After a couple weeks of classes I felt like my Spanish was growing by leaps and bounds, however these classes weren’t free. I remember sitting in my tiny hostel room wondering if I should continue with the intensive classes with my fabulous teacher or if indeed it was time to head south. I wasn’t sure what to do, so I decided to stay put at least until the end of the week.
A day or two later I was having a snack at school with Walter and Brandy, a retired American couple who were in the beginning level Spanish class. Upon explaining my situation to them, they asked if I had ever taught English before. I told them I had not and didn’t really consider myself an English grammar wiz either.
Walter and Brandy explained that they taught a conversation night class at the Instituto Cultural. They were looking for someone to teach two nights a week and they said that if I taught two nights a week the language school would allow me to continue studying every morning for free….and so my teaching adventure began.
I got to the classroom about an hour early for my first day of class. I had watched Walter lead conversations the night before on different topics from music to food to sports. I had printed out several short articles on Mexican soccer and the most popular American sports of football, basketball, and baseball. As the students filed in one after another I held my breath. I had never taught a class before, let alone a class of 25 Mexicans ranging from ages 16-40.
I was so relieved that the students loved the article, had tons of questions, and enjoyed having someone more their age to learn from. After a couple of weeks I started to feel more and more comfortable. Soon after Brandi and Walter invited me to come live with them so that I wouldn’t have to pay rent.
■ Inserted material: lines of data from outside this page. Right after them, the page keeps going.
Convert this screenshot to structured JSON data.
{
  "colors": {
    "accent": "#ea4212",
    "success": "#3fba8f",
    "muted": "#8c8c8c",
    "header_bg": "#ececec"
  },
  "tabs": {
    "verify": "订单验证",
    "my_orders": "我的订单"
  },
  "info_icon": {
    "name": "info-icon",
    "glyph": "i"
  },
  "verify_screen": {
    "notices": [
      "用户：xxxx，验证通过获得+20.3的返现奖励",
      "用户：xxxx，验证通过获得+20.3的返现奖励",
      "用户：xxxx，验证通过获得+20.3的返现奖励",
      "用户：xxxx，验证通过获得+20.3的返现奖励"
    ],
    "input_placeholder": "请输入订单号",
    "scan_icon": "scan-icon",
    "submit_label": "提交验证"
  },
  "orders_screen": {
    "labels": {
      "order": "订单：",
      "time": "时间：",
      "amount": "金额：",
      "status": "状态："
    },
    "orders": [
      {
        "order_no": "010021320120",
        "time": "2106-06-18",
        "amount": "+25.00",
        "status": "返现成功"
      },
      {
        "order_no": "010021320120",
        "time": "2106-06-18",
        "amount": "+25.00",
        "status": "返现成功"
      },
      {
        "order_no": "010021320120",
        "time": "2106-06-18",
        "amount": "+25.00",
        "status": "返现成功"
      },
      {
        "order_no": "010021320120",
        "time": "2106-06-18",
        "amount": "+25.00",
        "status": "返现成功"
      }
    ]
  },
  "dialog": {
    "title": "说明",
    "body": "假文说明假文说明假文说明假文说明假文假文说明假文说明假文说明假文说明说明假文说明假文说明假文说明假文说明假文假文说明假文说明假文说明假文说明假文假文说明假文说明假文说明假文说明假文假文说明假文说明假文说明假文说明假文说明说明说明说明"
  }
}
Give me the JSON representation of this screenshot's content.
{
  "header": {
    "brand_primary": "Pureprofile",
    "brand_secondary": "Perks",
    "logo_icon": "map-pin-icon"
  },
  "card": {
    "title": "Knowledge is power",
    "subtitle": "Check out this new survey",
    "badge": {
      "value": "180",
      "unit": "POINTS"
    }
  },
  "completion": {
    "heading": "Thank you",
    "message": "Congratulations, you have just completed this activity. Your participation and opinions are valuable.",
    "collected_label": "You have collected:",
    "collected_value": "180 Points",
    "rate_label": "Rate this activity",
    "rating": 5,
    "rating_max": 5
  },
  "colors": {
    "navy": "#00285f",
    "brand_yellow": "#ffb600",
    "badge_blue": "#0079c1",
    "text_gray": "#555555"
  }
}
I was loving my four hours of Spanish class every day, enjoying the conversation classes more and more, had met a bunch of friends at the language school, and was basically living for free…Guadalajara was going to home for a while.